Rachael: Use and promotion of independent advocates is crucial. Even where families are part of the circle of support, there is more work we can do to ensure the person’s voice is heard. Families are too frequently seen as ‘difficult’ when in fact they have had traumatic journeys to the point when they engage with any particular service. Recognising this and understanding their perspective is central to gaining their trust and engaging in meaningful dialogue. 

Helen: Listen to the individual. Look at staff who have great relationships with them and are good at personalised care and support.

Rachael: We are currently developing an approach to working with people and their families at home, aimed at 15 to 20-year olds specifically. 

Rachael: There is emerging evidence that Covid-19 has had a disproportionate impact on people with a learning disability and we will be monitoring analysis and research identifying the causes behind this. 

Rachael: There has been much criticism of the day-care model as it has traditionally resulted in focusing on activities put on in the centre reducing choice and social inclusion.

We use our LIFE support practice model to work with customers to identify their aspirations, motivations and interests and then support them to access this through existing community provision. This includes football, restaurants, pubs, music and other leisure activities. Obviously, this can result in a higher need for one-to-one hours, but the outcome on increasing confidence, happiness and ultimately independence is both an ethical and financial argument for this model.

Helen: Personal health budgets.

Rachael: Home Group include parents in the development and delivery of services as central partners in supporting a customer of whatever age. Obviously where the customer has capacity, they have the right to choose who and what is communicated, and we respect this. 

Helen: Very good question! Staff are adult qualified not children qualified, and not used to dealing with families.

Rachael: Our transforming care services are built on a psychologically informed environment model. This means that we prioritise understanding the emotional and mental wellbeing needs of our customers. We respond to behaviours that challenge through a positive behavioural support framework, without judgement, seeking to understand the function of that behaviour.

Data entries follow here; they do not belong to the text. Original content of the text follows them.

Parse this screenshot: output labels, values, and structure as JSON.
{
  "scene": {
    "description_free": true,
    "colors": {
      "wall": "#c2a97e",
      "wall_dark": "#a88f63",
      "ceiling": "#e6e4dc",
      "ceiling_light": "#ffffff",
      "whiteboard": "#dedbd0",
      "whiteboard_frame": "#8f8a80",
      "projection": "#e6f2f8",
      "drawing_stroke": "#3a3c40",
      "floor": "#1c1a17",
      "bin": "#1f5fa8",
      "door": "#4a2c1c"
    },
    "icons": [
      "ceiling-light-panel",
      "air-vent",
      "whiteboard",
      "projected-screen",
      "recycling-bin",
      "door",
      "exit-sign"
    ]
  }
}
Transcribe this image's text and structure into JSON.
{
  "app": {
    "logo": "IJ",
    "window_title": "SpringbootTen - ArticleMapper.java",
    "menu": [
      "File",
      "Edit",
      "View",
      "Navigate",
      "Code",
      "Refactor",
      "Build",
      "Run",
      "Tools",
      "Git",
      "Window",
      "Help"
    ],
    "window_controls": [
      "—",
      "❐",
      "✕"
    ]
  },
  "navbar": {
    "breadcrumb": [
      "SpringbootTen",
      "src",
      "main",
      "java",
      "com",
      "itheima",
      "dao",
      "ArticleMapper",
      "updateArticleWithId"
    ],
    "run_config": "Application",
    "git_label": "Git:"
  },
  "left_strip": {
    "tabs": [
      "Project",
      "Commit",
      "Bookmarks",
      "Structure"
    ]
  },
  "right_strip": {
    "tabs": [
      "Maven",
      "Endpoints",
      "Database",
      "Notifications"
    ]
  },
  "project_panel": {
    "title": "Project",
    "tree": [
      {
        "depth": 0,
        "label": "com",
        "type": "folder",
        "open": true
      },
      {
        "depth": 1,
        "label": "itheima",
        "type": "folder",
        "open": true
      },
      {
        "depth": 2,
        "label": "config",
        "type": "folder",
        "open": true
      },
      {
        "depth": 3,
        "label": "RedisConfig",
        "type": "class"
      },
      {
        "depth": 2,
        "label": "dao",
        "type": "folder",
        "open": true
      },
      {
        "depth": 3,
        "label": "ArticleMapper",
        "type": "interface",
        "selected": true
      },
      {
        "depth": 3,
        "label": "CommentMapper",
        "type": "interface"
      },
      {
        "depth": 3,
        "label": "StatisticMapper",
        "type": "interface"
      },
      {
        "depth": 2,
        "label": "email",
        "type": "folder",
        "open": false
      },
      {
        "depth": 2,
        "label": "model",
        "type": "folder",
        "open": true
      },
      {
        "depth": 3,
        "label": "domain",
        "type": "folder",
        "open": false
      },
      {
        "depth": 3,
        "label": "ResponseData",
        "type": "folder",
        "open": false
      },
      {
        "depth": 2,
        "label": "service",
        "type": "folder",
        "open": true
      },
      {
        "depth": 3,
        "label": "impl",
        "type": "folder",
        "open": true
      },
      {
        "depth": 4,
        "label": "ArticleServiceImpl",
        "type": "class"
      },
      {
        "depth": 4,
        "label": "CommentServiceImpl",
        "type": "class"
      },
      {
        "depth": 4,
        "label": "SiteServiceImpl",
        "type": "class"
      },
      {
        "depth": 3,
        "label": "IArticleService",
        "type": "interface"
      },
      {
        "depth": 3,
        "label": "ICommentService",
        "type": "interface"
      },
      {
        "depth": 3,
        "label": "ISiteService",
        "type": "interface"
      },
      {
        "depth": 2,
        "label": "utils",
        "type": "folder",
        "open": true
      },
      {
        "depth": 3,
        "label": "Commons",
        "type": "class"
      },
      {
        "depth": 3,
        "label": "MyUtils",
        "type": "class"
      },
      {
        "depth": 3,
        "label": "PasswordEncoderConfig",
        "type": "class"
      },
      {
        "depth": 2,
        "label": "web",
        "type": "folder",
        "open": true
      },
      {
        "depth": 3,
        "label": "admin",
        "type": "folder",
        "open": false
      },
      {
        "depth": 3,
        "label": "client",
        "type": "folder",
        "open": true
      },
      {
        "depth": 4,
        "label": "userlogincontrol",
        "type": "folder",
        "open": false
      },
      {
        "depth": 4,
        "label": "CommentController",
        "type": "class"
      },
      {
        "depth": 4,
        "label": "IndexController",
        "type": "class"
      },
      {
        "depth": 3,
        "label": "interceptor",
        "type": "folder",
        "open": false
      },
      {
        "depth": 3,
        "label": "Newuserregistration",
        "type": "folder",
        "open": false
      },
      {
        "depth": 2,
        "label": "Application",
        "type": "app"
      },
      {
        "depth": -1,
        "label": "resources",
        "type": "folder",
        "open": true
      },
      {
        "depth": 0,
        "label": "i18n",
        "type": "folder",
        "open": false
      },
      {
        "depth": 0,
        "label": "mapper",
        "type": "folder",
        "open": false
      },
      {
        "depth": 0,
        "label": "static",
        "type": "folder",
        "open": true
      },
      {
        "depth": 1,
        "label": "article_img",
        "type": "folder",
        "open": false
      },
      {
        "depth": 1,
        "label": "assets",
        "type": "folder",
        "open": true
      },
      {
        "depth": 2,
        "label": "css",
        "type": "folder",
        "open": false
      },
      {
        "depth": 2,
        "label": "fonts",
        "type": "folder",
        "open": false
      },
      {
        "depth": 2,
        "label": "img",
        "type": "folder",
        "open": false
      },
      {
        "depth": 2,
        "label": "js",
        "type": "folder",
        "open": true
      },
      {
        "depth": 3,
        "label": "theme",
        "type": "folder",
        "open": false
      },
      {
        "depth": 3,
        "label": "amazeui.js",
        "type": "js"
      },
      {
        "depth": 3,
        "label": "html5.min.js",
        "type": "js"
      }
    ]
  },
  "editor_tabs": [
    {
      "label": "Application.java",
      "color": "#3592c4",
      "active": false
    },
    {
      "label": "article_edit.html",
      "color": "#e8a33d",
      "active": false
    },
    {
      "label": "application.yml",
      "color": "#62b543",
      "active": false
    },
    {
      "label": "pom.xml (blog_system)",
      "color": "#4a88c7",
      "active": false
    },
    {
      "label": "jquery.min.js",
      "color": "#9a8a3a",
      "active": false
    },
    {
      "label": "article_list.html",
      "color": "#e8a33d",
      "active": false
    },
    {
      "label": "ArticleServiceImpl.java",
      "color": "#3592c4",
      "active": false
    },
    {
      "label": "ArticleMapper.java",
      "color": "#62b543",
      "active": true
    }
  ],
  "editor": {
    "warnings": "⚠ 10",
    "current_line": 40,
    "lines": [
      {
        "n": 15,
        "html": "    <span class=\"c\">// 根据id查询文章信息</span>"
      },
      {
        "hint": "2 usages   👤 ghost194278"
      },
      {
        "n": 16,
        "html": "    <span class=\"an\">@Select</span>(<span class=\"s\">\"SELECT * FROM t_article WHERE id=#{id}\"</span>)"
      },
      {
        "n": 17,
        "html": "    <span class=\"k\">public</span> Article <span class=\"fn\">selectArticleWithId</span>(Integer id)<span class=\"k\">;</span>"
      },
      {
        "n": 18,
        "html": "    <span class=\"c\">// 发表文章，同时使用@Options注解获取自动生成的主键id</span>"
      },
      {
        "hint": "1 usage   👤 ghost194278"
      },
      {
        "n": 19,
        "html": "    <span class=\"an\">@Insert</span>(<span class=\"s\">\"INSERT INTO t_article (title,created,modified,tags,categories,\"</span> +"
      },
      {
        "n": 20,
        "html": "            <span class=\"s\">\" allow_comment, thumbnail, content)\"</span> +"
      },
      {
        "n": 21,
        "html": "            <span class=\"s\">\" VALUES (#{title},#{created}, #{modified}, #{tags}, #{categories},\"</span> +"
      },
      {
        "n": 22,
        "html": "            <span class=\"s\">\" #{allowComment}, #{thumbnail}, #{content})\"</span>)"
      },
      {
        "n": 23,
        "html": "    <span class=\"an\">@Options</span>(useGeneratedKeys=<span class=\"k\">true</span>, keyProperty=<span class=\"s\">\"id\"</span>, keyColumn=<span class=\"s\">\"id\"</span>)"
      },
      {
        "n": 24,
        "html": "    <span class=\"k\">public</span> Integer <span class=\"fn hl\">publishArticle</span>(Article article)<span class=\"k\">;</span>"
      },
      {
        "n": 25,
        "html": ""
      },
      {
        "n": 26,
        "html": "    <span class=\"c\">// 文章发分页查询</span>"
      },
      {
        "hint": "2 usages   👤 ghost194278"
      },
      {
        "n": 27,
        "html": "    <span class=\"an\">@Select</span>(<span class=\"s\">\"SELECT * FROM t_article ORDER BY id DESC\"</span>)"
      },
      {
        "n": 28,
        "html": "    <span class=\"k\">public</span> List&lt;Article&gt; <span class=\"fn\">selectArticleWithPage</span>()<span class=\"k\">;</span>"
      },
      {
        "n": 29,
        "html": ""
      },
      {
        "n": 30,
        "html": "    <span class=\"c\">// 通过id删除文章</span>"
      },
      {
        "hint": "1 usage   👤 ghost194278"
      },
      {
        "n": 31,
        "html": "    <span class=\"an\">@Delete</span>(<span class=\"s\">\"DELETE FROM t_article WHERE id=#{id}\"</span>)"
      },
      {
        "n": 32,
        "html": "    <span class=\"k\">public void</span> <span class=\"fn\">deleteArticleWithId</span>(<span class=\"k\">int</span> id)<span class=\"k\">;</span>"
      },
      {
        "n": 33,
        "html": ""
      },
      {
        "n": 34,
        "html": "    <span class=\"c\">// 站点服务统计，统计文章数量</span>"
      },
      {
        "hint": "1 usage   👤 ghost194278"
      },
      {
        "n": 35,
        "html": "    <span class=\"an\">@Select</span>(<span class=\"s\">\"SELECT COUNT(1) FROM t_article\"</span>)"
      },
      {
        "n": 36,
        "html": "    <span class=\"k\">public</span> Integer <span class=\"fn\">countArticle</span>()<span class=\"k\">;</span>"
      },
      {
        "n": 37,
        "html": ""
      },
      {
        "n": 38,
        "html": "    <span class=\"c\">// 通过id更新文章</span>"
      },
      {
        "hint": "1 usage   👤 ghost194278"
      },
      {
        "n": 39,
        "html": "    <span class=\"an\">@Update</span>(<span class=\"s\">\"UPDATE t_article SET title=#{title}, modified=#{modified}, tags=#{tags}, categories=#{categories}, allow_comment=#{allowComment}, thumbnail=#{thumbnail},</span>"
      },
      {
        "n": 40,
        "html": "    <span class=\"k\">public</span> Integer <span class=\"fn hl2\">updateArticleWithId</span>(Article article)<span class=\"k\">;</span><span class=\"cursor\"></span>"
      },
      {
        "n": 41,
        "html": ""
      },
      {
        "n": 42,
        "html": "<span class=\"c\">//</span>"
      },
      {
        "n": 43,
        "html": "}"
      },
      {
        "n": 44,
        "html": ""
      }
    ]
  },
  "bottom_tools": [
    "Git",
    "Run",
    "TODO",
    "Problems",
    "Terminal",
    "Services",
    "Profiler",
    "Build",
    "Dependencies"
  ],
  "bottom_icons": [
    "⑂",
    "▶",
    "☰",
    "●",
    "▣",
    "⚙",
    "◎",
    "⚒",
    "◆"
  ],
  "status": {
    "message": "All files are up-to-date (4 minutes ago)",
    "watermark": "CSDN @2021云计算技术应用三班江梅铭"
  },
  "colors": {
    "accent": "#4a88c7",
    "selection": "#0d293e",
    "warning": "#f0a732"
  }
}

Offending behaviour falls within this framework as does any other behaviour that is challenging. This is our baseline. Services that work specifically with customers who have forensic history may differ is in three ways.

First, the team that is working around the customer will need specialist psychological leadership and expert advice, guidance, reflective practice and psychological formulation regarding each customer’s psychological care. This translates into practice/treatment that addresses specific risk behaviours and alleviates associated distress. CBT-based models also enable teams to reflect on internal experiences, teaching them to notice and articulate beliefs about situations, others’ motives and their own behavioural urges. 

Second, though related, customers with forensic histories may present active risks to the community. So forensic services need to balance supporting customer aspirations and using the least restrictive practice with protecting the community. This involves specialist risk assessment and management plans, created internally or in partnership with statutory agencies. Partnership is also needed with statutory services to share crisis plans and co-ordinate responses to heightened risk.

Finally, customers with forensic histories may have additional legal restrictions and monitoring requirements. This, combined with issues around mental capacity and the Mental Health Act, can make enabling transition into the community a complex legal process. Exceptional partnership-working with statutory provision is required to enable this process to have a positive outcome resulting in an individual being transitioned into the community.